--- START ---

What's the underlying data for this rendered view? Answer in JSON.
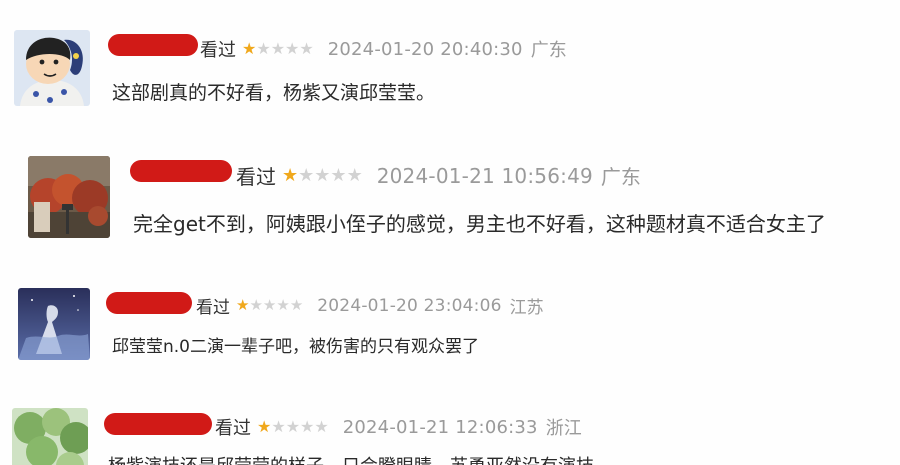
{
  "reviews": [
    {
      "watched_label": "看过",
      "rating": 1,
      "max_rating": 5,
      "time": "2024-01-20 20:40:30",
      "location": "广东",
      "content": "这部剧真的不好看，杨紫又演邱莹莹。"
    },
    {
      "watched_label": "看过",
      "rating": 1,
      "max_rating": 5,
      "time": "2024-01-21 10:56:49",
      "location": "广东",
      "content": "完全get不到，阿姨跟小侄子的感觉，男主也不好看，这种题材真不适合女主了"
    },
    {
      "watched_label": "看过",
      "rating": 1,
      "max_rating": 5,
      "time": "2024-01-20 23:04:06",
      "location": "江苏",
      "content": "邱莹莹n.0二演一辈子吧，被伤害的只有观众罢了"
    },
    {
      "watched_label": "看过",
      "rating": 1,
      "max_rating": 5,
      "time": "2024-01-21 12:06:33",
      "location": "浙江",
      "content": "杨紫演技还是邱莹莹的样子，只会瞪眼睛，苏勇亚然没有演技"
    }
  ],
  "colors": {
    "star_on": "#f0a81c",
    "star_off": "#d2d2d2",
    "redaction": "#d11a17",
    "meta_text": "#9a9a9a"
  }
}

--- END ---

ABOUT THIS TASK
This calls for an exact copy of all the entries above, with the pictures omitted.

OUTPUT FOR THIS EXERCISE
What's the underlying data for this rendered view? Answer in JSON.
{
  "reviews": [
    {
      "watched_label": "看过",
      "rating": 1,
      "max_rating": 5,
      "time": "2024-01-20 20:40:30",
      "location": "广东",
      "content": "这部剧真的不好看，杨紫又演邱莹莹。"
    },
    {
      "watched_label": "看过",
      "rating": 1,
      "max_rating": 5,
      "time": "2024-01-21 10:56:49",
      "location": "广东",
      "content": "完全get不到，阿姨跟小侄子的感觉，男主也不好看，这种题材真不适合女主了"
    },
    {
      "watched_label": "看过",
      "rating": 1,
      "max_rating": 5,
      "time": "2024-01-20 23:04:06",
      "location": "江苏",
      "content": "邱莹莹n.0二演一辈子吧，被伤害的只有观众罢了"
    },
    {
      "watched_label": "看过",
      "rating": 1,
      "max_rating": 5,
      "time": "2024-01-21 12:06:33",
      "location": "浙江",
      "content": "杨紫演技还是邱莹莹的样子，只会瞪眼睛，苏勇亚然没有演技"
    }
  ],
  "colors": {
    "star_on": "#f0a81c",
    "star_off": "#d2d2d2",
    "redaction": "#d11a17",
    "meta_text": "#9a9a9a"
  }
}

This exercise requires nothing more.